(Dataset records begins)
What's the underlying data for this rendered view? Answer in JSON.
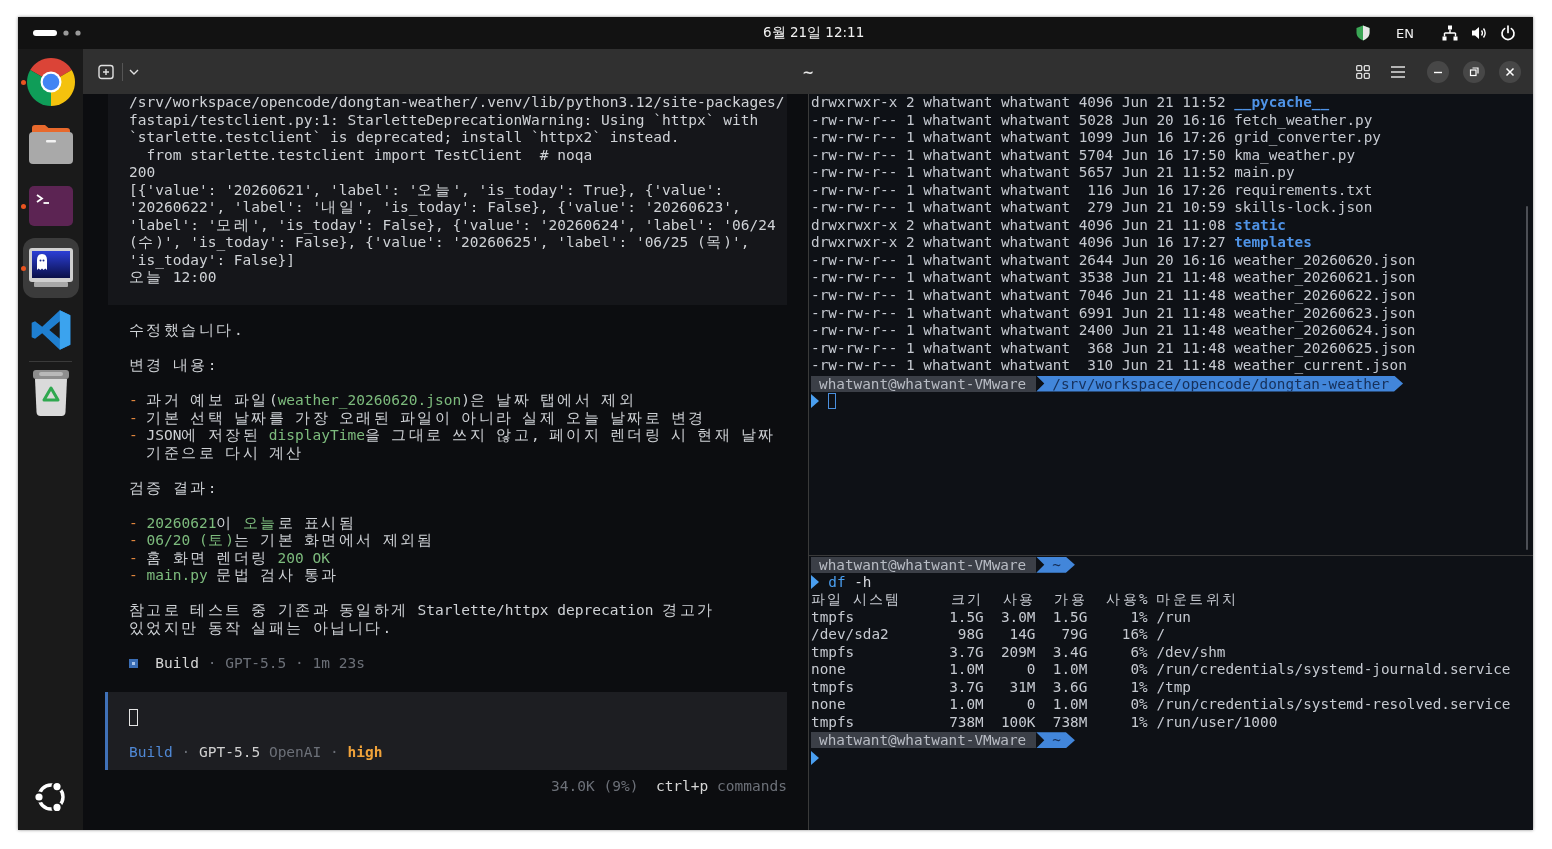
{
  "top_bar": {
    "clock": "6월 21일 12:11",
    "keyboard_layout": "EN"
  },
  "dock": {
    "apps": [
      {
        "kind": "browser",
        "running": true,
        "selected": false
      },
      {
        "kind": "files",
        "running": false,
        "selected": false
      },
      {
        "kind": "terminal",
        "running": true,
        "selected": false
      },
      {
        "kind": "ghost-terminal",
        "running": true,
        "selected": true
      },
      {
        "kind": "code-editor",
        "running": false,
        "selected": false
      },
      {
        "kind": "trash",
        "running": false,
        "selected": false
      }
    ]
  },
  "terminal": {
    "title": "~"
  },
  "left_pane": {
    "output_lines": [
      "/srv/workspace/opencode/dongtan-weather/.venv/lib/python3.12/site-packages/",
      "fastapi/testclient.py:1: StarletteDeprecationWarning: Using `httpx` with",
      "`starlette.testclient` is deprecated; install `httpx2` instead.",
      "  from starlette.testclient import TestClient  # noqa",
      "200",
      "[{'value': '20260621', 'label': '오늘', 'is_today': True}, {'value':",
      "'20260622', 'label': '내일', 'is_today': False}, {'value': '20260623',",
      "'label': '모레', 'is_today': False}, {'value': '20260624', 'label': '06/24",
      "(수)', 'is_today': False}, {'value': '20260625', 'label': '06/25 (목)',",
      "'is_today': False}]",
      "오늘 12:00"
    ],
    "response": {
      "intro": "수정했습니다.",
      "sections": [
        {
          "title": "변경 내용:",
          "items": [
            {
              "marker": "-",
              "lines": [
                [
                  {
                    "text": "과거 예보 파일(",
                    "kind": "plain"
                  },
                  {
                    "text": "weather_20260620.json",
                    "kind": "code"
                  },
                  {
                    "text": ")은 날짜 탭에서 제외",
                    "kind": "plain"
                  }
                ]
              ]
            },
            {
              "marker": "-",
              "lines": [
                [
                  {
                    "text": "기본 선택 날짜를 가장 오래된 파일이 아니라 실제 오늘 날짜로 변경",
                    "kind": "plain"
                  }
                ]
              ]
            },
            {
              "marker": "-",
              "lines": [
                [
                  {
                    "text": "JSON에 저장된 ",
                    "kind": "plain"
                  },
                  {
                    "text": "displayTime",
                    "kind": "code"
                  },
                  {
                    "text": "을 그대로 쓰지 않고, 페이지 렌더링 시 현재 날짜",
                    "kind": "plain"
                  }
                ],
                [
                  {
                    "text": "기준으로 다시 계산",
                    "kind": "plain"
                  }
                ]
              ]
            }
          ]
        },
        {
          "title": "검증 결과:",
          "items": [
            {
              "marker": "-",
              "lines": [
                [
                  {
                    "text": "20260621",
                    "kind": "code"
                  },
                  {
                    "text": "이 ",
                    "kind": "plain"
                  },
                  {
                    "text": "오늘",
                    "kind": "code"
                  },
                  {
                    "text": "로 표시됨",
                    "kind": "plain"
                  }
                ]
              ]
            },
            {
              "marker": "-",
              "lines": [
                [
                  {
                    "text": "06/20 (토)",
                    "kind": "code"
                  },
                  {
                    "text": "는 기본 화면에서 제외됨",
                    "kind": "plain"
                  }
                ]
              ]
            },
            {
              "marker": "-",
              "lines": [
                [
                  {
                    "text": "홈 화면 렌더링 ",
                    "kind": "plain"
                  },
                  {
                    "text": "200 OK",
                    "kind": "code"
                  }
                ]
              ]
            },
            {
              "marker": "-",
              "lines": [
                [
                  {
                    "text": "main.py",
                    "kind": "code"
                  },
                  {
                    "text": " 문법 검사 통과",
                    "kind": "plain"
                  }
                ]
              ]
            }
          ]
        }
      ],
      "note_lines": [
        "참고로 테스트 중 기존과 동일하게 Starlette/httpx deprecation 경고가",
        "있었지만 동작 실패는 아닙니다."
      ]
    },
    "run_summary": [
      {
        "text": "Build",
        "kind": "agent"
      },
      {
        "text": "·",
        "kind": "muted"
      },
      {
        "text": "GPT-5.5",
        "kind": "muted"
      },
      {
        "text": "·",
        "kind": "muted"
      },
      {
        "text": "1m 23s",
        "kind": "muted"
      }
    ],
    "prompt_input": {
      "cursor": true,
      "info": [
        {
          "text": "Build",
          "kind": "agent"
        },
        {
          "text": "·",
          "kind": "muted"
        },
        {
          "text": "GPT-5.5",
          "kind": "model"
        },
        {
          "text": "OpenAI",
          "kind": "muted"
        },
        {
          "text": "·",
          "kind": "muted"
        },
        {
          "text": "high",
          "kind": "effort"
        }
      ]
    },
    "status": {
      "context": "34.0K (9%)",
      "shortcut": [
        {
          "text": "ctrl+p",
          "kind": "key"
        },
        {
          "text": "commands",
          "kind": "muted"
        }
      ]
    }
  },
  "right_top_pane": {
    "listing": [
      {
        "kind": "dir",
        "details": "drwxrwxr-x 2 whatwant whatwant 4096 Jun 21 11:52",
        "name": "__pycache__"
      },
      {
        "kind": "file",
        "details": "-rw-rw-r-- 1 whatwant whatwant 5028 Jun 20 16:16",
        "name": "fetch_weather.py"
      },
      {
        "kind": "file",
        "details": "-rw-rw-r-- 1 whatwant whatwant 1099 Jun 16 17:26",
        "name": "grid_converter.py"
      },
      {
        "kind": "file",
        "details": "-rw-rw-r-- 1 whatwant whatwant 5704 Jun 16 17:50",
        "name": "kma_weather.py"
      },
      {
        "kind": "file",
        "details": "-rw-rw-r-- 1 whatwant whatwant 5657 Jun 21 11:52",
        "name": "main.py"
      },
      {
        "kind": "file",
        "details": "-rw-rw-r-- 1 whatwant whatwant  116 Jun 16 17:26",
        "name": "requirements.txt"
      },
      {
        "kind": "file",
        "details": "-rw-rw-r-- 1 whatwant whatwant  279 Jun 21 10:59",
        "name": "skills-lock.json"
      },
      {
        "kind": "dir",
        "details": "drwxrwxr-x 2 whatwant whatwant 4096 Jun 21 11:08",
        "name": "static"
      },
      {
        "kind": "dir",
        "details": "drwxrwxr-x 2 whatwant whatwant 4096 Jun 16 17:27",
        "name": "templates"
      },
      {
        "kind": "file",
        "details": "-rw-rw-r-- 1 whatwant whatwant 2644 Jun 20 16:16",
        "name": "weather_20260620.json"
      },
      {
        "kind": "file",
        "details": "-rw-rw-r-- 1 whatwant whatwant 3538 Jun 21 11:48",
        "name": "weather_20260621.json"
      },
      {
        "kind": "file",
        "details": "-rw-rw-r-- 1 whatwant whatwant 7046 Jun 21 11:48",
        "name": "weather_20260622.json"
      },
      {
        "kind": "file",
        "details": "-rw-rw-r-- 1 whatwant whatwant 6991 Jun 21 11:48",
        "name": "weather_20260623.json"
      },
      {
        "kind": "file",
        "details": "-rw-rw-r-- 1 whatwant whatwant 2400 Jun 21 11:48",
        "name": "weather_20260624.json"
      },
      {
        "kind": "file",
        "details": "-rw-rw-r-- 1 whatwant whatwant  368 Jun 21 11:48",
        "name": "weather_20260625.json"
      },
      {
        "kind": "file",
        "details": "-rw-rw-r-- 1 whatwant whatwant  310 Jun 21 11:48",
        "name": "weather_current.json"
      }
    ],
    "prompt": {
      "user_host": "whatwant@whatwant-VMware",
      "path": "/srv/workspace/opencode/dongtan-weather",
      "cursor": true
    }
  },
  "right_bottom_pane": {
    "prompt": {
      "user_host": "whatwant@whatwant-VMware",
      "path": "~"
    },
    "command": [
      {
        "text": "df",
        "kind": "command"
      },
      {
        "text": "-h",
        "kind": "argument"
      }
    ],
    "table": {
      "columns": [
        "파일 시스템",
        "크기",
        "사용",
        "가용",
        "사용%",
        "마운트위치"
      ],
      "rows": [
        [
          "tmpfs",
          "1.5G",
          "3.0M",
          "1.5G",
          "1%",
          "/run"
        ],
        [
          "/dev/sda2",
          "98G",
          "14G",
          "79G",
          "16%",
          "/"
        ],
        [
          "tmpfs",
          "3.7G",
          "209M",
          "3.4G",
          "6%",
          "/dev/shm"
        ],
        [
          "none",
          "1.0M",
          "0",
          "1.0M",
          "0%",
          "/run/credentials/systemd-journald.service"
        ],
        [
          "tmpfs",
          "3.7G",
          "31M",
          "3.6G",
          "1%",
          "/tmp"
        ],
        [
          "none",
          "1.0M",
          "0",
          "1.0M",
          "0%",
          "/run/credentials/systemd-resolved.service"
        ],
        [
          "tmpfs",
          "738M",
          "100K",
          "738M",
          "1%",
          "/run/user/1000"
        ]
      ]
    },
    "next_prompt": {
      "user_host": "whatwant@whatwant-VMware",
      "path": "~",
      "cursor": false
    }
  }
}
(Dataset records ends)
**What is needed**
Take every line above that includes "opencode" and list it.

**Finished task**
      "/srv/workspace/opencode/dongtan-weather/.venv/lib/python3.12/site-packages/",
      "path": "/srv/workspace/opencode/dongtan-weather",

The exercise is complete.